We are also seeing agencies realize that HCD is a key tool in determining whether or not they should take on a project. Transformation efforts aren’t just about how much it costs or how long it takes to do something anymore. They’re about determining the pain point that a customer or employee is experiencing right now and asking, “does the proposed investment solve that pain point?”

Why it Matters 

FOR THE AGENCY: HCD cuts down on wasteful spending, allowing agencies to put more money toward mission-driving activities. How? If you are designing applications or services with the human in mind, you’re getting feedback from real customers on what they’re looking for. It means you’re not wasting time, dollars, and resources building something nobody wants because you started by asking them what they DO want.

Putting the human first also brings equity and accessibility to the forefront, another focus of the current administration. An HCD mindset will help agencies deliver on those priorities by designing applications, systems, and services with all members of the public and their needs in mind.

FEDERAL GOVERNMENT AS A WHOLE: If every agency practiced HCD, the government would operate in fewer silos. Let’s use the name change example again. Human life events are not siloed the way the government is in terms of the agencies that cover all the places you’ll need your name changed.  Say I go to get my name on my Social Security card changed. That means I also probably need my name changed on my driver’s license and passport.

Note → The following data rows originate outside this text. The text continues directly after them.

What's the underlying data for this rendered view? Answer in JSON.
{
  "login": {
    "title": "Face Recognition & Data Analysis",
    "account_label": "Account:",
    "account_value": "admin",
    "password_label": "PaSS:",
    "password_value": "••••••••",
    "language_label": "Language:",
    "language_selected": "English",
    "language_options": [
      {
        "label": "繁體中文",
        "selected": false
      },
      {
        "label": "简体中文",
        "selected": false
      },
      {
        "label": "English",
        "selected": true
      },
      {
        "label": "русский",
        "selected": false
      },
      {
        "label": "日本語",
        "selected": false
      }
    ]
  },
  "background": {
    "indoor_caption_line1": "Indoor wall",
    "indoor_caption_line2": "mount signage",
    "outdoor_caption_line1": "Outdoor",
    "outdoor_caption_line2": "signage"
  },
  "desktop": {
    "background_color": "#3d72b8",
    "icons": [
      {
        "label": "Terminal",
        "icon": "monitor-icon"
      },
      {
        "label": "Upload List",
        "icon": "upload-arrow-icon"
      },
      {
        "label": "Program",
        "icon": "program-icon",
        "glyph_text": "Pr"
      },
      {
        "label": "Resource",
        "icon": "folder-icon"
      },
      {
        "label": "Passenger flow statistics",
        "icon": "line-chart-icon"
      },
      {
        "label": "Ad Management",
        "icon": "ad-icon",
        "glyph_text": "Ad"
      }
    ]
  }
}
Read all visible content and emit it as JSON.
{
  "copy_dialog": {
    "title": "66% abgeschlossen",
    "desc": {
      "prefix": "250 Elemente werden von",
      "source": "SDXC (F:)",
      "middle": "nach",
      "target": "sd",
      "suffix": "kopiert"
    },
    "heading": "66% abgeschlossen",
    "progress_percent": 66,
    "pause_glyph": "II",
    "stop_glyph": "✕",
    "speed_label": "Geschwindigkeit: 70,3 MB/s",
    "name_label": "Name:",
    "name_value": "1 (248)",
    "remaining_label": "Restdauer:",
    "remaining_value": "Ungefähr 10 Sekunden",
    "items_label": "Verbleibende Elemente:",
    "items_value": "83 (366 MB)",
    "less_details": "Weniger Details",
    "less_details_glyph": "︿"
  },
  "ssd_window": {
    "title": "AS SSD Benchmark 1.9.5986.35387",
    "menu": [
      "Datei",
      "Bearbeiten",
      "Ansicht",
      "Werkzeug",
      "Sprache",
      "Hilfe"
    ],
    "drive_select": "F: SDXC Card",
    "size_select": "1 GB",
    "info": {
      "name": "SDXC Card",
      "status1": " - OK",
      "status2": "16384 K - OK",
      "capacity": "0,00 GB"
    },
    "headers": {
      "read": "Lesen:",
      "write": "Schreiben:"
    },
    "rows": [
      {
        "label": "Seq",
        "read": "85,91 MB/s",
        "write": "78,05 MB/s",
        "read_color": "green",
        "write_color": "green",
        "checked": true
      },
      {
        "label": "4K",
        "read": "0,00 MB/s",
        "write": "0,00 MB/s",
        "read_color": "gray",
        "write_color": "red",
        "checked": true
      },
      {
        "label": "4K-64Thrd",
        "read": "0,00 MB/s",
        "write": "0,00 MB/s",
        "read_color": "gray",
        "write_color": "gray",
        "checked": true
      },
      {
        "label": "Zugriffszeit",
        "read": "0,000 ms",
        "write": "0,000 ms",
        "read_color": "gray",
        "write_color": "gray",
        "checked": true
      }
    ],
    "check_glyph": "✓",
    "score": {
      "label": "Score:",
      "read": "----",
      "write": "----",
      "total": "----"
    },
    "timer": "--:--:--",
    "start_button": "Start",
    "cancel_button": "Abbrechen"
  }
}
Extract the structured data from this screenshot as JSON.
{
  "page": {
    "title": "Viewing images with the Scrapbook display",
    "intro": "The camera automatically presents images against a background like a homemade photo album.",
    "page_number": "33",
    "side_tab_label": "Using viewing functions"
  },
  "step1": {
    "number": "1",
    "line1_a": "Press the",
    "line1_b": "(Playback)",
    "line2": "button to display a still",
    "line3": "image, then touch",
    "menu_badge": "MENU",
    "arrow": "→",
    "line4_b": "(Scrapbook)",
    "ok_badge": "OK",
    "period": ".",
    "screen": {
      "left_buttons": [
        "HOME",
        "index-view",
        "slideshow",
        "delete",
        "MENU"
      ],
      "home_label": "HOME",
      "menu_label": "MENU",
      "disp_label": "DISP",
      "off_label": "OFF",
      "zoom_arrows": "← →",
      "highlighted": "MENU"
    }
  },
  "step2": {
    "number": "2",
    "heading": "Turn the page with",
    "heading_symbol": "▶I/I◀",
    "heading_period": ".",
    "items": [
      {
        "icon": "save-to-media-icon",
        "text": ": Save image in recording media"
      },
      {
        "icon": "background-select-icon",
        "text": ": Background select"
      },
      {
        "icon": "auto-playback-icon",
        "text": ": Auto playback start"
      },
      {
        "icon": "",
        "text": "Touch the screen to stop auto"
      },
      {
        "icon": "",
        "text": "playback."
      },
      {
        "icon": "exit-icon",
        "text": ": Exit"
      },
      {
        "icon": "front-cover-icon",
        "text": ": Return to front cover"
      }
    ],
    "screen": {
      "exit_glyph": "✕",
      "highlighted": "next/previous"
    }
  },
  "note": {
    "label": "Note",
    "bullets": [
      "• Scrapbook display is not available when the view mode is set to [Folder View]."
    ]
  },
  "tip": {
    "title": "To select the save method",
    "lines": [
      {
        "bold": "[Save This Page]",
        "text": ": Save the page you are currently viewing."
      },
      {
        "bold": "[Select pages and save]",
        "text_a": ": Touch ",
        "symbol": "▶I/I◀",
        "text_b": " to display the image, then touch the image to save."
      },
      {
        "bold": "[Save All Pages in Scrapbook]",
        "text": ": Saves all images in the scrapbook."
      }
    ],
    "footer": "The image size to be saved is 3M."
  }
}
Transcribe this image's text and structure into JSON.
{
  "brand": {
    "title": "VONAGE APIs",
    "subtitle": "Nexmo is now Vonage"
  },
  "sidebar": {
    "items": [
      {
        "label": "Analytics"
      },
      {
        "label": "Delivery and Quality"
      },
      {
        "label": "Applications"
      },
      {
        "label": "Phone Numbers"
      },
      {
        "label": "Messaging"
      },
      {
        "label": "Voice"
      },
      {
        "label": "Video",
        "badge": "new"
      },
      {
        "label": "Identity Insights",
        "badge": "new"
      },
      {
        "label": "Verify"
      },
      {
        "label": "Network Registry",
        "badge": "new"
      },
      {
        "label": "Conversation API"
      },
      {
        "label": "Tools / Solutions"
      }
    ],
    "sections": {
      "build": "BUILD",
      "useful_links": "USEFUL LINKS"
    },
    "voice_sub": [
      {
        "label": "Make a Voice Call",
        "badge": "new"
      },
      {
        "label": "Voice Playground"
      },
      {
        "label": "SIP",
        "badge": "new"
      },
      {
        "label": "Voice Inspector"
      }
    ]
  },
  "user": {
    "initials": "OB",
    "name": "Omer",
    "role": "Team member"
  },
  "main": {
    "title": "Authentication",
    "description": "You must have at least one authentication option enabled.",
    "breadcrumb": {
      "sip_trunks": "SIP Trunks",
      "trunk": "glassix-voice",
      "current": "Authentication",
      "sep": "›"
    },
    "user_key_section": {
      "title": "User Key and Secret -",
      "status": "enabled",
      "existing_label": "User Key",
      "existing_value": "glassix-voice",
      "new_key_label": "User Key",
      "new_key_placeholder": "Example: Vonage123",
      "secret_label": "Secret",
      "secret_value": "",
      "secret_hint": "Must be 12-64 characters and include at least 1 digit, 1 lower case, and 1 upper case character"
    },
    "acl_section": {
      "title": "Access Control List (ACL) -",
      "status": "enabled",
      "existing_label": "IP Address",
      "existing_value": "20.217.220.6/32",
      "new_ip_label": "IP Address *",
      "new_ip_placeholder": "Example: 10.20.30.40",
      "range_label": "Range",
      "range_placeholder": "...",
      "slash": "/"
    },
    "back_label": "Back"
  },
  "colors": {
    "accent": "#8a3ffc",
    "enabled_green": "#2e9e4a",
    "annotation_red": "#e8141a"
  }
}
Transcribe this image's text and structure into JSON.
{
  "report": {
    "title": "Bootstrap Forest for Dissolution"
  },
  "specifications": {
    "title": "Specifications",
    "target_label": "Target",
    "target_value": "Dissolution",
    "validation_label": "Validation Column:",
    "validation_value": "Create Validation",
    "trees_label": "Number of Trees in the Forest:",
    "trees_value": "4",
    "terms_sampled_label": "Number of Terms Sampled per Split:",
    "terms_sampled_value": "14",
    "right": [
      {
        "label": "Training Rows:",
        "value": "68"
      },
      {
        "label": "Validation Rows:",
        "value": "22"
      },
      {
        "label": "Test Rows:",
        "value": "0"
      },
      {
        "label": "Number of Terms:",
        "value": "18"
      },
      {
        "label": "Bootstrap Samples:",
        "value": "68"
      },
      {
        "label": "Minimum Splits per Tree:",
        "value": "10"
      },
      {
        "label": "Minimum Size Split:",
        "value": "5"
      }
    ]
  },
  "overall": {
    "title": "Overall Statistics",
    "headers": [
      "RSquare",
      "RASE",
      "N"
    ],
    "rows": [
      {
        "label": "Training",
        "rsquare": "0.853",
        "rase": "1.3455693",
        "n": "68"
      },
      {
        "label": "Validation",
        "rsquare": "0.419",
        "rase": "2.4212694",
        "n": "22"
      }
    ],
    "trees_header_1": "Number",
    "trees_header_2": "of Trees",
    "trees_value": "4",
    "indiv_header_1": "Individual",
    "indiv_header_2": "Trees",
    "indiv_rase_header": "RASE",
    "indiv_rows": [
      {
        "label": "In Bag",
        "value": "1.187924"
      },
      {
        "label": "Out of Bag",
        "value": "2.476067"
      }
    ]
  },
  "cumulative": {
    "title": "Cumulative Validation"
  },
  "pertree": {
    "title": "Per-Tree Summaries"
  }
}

If HCD was employed across the entire government, federal and state, it would be the catalyst in figuring out how to better design processes and systems to be more like everyday human interactions. For example, agencies would know if I put in for a name change in one spot that I’ll need it changed in three or four other spots. So instead of having to interact with three systems, they would design a single place for someone to make all those updates at once. Or better yet, make the subsequent changes for me, proactively handling  my additional needs

FOR THE TAXPAYER: Think of it like an “easy button.” I don’t know how many different places I need to have my name changed. But if the government is able to prompt me, or take care of it for me, it moves to a level of not just reacting to customer needs but anticipating them. Just like I experience with the non-governmental service providers in my life.

The Clearing and HCD: What’s Next?

We’re already helping three large agencies employ HCD principles into transformation efforts. What we’re focused on is the mindset shift mentioned above. It doesn’t matter if you’re a developer, coder, or executive, each has a role to play in delivering a human-centered experience. At different levels, decisions made by each of those people impacts the customer. Using HCD principles allows us to help clients ensure it delivers the right impact.

We’re also beginning to see HCD as a virtuous cycle, where those designing the system benefit from it just like everyday users. Think about the Personnel & Services systems work we talked about earlier. You can’t escape any government agency without engaging with HR. Employees need to be able to make sure they’re receiving benefits, go up for promotions, check their pension, set up retirement dates, etc. However, working in HR doesn’t preclude you from having to deal with those systems. In this case, those we’re designing the systems and applications with have as much to gain as any other user. It’s that win-win proposition, coupled with the executive focus on customer experience, that will continue to push human-centered design into the federal spotlight.